I realize I open every one of these updates with a list of places I've been to or assignments I've run away to do since I last sat down. This time is no different. September and October brought me to D.C., New York, Kuala Lumpur, Bangkok, Chiang Mai, and zig-zagging across Myanmar's roads and regions.
D.C. was an absolute dream. I spent nearly every day sitting on the metro doing the Express crossword, walking across town to art galleries and coffee shops, and seeing some of the people I love most in this world. I didn't sleep more than five hours a night, never ate less than three times my body weight a meal, and didn't have a smile leave my face for nearly two straight weeks. I barely took any photos outside of a few professional shoots, but I filled 16 pages of my Moleskine with loopy cursive letters waxing poetic about my home, and everyone in it.
I also spent one day in New York, working the Women Photograph container at Photoville and catching up with friends and family that had come from across the world for the event. My Dad even came by, reminding me where my stubborn tendencies come from.
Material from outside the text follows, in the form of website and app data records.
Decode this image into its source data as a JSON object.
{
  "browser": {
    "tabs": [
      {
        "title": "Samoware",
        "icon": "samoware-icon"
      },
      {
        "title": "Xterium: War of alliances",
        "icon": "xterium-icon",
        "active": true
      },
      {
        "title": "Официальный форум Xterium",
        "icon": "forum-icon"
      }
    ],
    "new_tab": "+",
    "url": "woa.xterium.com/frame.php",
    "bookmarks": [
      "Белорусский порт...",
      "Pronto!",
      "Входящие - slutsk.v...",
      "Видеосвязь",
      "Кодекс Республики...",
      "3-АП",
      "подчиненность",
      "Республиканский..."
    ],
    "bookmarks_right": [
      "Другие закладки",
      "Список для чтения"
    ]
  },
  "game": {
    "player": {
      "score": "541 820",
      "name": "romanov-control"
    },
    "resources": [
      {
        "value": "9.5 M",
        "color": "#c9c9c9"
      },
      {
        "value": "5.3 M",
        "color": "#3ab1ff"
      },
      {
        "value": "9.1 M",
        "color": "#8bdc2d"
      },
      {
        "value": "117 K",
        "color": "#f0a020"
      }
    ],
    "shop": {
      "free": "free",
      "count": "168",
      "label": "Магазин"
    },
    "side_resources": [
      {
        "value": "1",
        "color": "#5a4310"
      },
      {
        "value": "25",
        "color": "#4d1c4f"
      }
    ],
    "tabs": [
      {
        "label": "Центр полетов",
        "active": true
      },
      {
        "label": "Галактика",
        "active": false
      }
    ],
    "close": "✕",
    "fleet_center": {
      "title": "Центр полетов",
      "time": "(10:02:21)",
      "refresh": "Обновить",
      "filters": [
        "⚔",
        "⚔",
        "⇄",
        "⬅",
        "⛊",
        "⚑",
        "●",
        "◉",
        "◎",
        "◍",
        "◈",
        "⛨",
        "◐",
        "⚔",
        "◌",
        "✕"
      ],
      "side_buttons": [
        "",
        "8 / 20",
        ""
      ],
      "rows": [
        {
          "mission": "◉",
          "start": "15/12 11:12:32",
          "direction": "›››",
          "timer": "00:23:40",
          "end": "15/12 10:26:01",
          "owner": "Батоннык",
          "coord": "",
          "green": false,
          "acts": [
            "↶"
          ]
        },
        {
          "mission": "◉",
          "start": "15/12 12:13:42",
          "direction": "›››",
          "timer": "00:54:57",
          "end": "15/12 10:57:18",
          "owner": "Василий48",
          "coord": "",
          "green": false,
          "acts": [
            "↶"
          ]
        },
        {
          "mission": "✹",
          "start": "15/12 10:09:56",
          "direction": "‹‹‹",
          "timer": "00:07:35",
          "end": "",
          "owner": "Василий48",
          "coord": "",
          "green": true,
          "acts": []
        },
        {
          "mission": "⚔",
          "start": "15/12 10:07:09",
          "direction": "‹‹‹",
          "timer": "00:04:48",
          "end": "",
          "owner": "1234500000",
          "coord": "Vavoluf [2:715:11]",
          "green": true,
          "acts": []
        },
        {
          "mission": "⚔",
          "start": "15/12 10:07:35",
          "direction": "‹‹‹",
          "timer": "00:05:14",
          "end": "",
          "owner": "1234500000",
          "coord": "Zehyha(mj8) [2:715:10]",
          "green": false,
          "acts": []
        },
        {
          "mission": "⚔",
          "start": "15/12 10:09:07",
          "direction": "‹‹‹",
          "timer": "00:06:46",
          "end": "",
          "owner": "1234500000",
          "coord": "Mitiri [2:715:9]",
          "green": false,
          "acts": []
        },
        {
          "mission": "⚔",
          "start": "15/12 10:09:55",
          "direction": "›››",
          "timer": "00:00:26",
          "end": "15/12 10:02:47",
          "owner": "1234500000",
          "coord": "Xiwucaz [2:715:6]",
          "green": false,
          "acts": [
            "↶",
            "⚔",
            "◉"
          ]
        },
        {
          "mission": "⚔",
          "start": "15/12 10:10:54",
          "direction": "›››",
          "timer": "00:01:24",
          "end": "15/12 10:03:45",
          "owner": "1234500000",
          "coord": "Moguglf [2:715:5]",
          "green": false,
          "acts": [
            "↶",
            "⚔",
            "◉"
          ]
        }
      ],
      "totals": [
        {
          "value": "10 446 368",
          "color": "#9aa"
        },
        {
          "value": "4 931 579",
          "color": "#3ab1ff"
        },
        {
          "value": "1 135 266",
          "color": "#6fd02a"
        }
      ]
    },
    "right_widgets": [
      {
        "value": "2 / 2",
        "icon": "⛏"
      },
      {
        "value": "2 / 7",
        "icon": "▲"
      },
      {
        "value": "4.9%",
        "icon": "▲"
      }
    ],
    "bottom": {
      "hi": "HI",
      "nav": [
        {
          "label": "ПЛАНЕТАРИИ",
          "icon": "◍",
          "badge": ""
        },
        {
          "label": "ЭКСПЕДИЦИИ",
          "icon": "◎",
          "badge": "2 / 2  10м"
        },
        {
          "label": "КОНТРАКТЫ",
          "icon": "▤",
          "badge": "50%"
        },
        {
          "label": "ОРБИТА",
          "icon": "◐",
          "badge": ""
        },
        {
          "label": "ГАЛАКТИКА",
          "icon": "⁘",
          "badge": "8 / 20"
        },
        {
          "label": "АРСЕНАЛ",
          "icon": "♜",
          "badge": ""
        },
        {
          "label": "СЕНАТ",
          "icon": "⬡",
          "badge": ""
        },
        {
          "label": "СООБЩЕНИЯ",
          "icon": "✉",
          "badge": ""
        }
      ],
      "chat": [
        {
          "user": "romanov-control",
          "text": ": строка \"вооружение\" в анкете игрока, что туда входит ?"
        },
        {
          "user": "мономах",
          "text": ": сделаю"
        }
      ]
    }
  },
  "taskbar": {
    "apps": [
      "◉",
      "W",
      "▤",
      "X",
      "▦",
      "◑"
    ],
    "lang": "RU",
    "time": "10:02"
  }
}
But soon I was on a plane again, this time touching back down in Yangon, where I was greeted by the Yay Kyaw festival for Thadingyut. Sassy boys, blushing girls, and blaring EDM beats filling my street. The first morning I woke up in my own bed it took me a few minutes to realize where I was, but it took me no time at all to realize I was right where I was meant to be.
Sean Gleeson wrote a great piece for Southeast Asia Globe that you can read here. I tagged along during his interview with Ah Moon, who served a perfect combination of attitude, intelligence, and sass during our quick shoot.
Frontier Myanmar launched the Doh Athan (meaning "Our Voice" in Burmese) podcast series this month. The weekly episodes will focus on human rights in Myanmar, and will be broadcast in Burmese language. The podcast is the first of its kind in Myanmar and is being produced by two local women. You can follow along here.
The fine folks at National Public Radio picked up one of my stories this month, focusing on the trials and tribulations of the blind community across the globe. I spent three days talking to blind activists in Sri Lanka, the Philippines, Canada, Sierra Leone, and right here in Myanmar. You can read a full version of the story here.
I came home from a work trip to find that Frontier had decided to put my story about Face of Indawgyi on the cover of this week's magazine. A digital version of the story should be out in the next few weeks, but then again you can always subscribe to get instant access.
I spent most of the day yesterday trudging through abandoned train stations in the Irrawaddy Region. Sometimes I was thigh-deep in mud in the middle of a water buffalo field- other times I was sitting next to a stream eating fried field mice. Every time I was amazed at the lingering effects of military rule... and how people have adapted to said effects.
I'm back off to Thailand next week, continuing to work on a story that sent me to the country last week. There might be better wifi, sweeter coffee, and air-conditioned public transportation in Thailand... but nothing beats coming back home to Yangon.